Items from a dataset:
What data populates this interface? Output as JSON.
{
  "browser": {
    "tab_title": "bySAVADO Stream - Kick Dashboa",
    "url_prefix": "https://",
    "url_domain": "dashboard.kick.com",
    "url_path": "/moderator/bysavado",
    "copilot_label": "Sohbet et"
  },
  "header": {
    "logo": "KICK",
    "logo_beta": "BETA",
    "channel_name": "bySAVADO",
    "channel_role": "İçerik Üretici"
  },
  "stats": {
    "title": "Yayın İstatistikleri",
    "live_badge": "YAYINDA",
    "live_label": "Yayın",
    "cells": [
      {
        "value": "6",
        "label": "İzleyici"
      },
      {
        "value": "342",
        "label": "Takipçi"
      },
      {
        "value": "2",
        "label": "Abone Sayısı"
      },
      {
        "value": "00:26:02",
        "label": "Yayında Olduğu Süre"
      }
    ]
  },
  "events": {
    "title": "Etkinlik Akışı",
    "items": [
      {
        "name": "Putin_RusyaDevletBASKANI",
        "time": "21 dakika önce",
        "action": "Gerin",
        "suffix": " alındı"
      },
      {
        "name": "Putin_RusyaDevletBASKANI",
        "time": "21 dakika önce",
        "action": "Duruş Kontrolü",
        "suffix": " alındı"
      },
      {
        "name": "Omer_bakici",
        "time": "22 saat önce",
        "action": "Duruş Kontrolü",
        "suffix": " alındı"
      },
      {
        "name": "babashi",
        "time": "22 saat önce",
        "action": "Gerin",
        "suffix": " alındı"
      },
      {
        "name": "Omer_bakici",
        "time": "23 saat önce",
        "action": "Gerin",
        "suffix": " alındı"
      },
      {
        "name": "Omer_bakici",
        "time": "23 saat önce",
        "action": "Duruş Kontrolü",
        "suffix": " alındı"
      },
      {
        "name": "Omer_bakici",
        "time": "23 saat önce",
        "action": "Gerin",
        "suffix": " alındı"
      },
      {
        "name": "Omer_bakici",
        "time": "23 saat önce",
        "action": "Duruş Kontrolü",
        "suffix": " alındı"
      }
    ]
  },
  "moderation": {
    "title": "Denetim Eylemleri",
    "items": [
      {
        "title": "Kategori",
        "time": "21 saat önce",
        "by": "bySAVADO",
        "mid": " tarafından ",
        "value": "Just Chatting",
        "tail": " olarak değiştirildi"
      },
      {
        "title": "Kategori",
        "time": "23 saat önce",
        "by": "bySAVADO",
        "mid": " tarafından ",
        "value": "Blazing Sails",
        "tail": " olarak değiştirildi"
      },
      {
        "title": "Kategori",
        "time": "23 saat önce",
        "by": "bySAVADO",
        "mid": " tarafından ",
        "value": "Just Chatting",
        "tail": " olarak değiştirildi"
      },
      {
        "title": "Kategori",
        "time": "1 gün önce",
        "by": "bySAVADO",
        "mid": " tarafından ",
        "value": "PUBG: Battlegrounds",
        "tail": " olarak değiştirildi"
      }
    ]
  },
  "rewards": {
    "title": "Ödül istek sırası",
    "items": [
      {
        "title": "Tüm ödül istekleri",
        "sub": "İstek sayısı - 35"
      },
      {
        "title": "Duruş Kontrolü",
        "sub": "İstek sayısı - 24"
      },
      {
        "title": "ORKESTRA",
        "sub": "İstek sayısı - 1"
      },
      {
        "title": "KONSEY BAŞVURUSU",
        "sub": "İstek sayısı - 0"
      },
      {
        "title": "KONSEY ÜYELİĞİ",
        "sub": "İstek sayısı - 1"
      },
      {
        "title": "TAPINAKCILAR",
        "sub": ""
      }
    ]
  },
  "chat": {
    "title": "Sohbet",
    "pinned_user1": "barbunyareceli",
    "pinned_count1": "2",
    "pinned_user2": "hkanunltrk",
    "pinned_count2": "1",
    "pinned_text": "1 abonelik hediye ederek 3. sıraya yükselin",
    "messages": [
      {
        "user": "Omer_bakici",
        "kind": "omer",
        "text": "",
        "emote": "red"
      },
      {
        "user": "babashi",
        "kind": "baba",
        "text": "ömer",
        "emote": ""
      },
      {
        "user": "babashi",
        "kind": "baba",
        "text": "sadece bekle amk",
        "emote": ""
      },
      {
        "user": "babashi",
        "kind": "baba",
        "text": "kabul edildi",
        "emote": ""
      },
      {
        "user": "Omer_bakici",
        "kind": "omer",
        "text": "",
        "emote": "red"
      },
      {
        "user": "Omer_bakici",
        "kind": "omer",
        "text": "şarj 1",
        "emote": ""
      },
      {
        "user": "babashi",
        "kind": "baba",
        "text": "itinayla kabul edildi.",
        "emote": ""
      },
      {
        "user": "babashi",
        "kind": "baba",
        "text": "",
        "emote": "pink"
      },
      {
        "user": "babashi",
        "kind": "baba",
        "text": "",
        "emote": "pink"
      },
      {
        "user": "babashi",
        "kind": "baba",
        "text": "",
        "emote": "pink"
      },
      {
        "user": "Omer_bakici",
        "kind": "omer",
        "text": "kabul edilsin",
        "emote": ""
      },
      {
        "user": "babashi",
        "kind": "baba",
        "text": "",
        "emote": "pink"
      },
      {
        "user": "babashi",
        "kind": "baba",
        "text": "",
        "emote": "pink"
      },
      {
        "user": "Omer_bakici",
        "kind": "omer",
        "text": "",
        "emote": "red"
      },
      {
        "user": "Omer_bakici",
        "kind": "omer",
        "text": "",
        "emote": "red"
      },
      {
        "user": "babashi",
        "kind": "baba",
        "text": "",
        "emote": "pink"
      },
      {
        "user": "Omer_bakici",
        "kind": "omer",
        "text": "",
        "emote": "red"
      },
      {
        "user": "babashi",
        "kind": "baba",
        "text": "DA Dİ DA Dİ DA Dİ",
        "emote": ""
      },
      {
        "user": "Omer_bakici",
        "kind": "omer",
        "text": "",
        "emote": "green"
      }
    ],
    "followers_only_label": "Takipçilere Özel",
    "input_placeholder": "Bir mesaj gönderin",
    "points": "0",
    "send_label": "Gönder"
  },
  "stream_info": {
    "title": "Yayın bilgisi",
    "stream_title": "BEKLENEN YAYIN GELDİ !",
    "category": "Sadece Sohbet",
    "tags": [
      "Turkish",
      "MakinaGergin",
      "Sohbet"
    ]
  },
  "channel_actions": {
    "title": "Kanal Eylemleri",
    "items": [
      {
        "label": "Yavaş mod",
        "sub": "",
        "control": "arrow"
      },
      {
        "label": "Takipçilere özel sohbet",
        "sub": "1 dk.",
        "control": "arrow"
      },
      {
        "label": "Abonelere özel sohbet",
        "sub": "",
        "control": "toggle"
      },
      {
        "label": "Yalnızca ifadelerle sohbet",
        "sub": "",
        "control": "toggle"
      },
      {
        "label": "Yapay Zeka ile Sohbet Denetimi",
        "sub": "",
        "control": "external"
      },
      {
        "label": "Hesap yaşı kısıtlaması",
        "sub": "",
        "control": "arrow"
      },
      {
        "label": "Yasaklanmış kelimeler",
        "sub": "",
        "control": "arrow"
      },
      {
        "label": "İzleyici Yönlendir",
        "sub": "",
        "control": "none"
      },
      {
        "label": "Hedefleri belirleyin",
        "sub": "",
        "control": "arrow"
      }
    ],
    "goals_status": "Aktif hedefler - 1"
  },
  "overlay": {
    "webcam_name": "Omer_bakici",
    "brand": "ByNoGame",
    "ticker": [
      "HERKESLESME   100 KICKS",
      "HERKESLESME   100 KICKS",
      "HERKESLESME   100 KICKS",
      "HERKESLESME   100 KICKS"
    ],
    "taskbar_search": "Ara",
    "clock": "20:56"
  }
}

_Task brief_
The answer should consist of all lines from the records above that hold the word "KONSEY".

_Answer for the task_
        "title": "KONSEY BAŞVURUSU",
        "title": "KONSEY ÜYELİĞİ",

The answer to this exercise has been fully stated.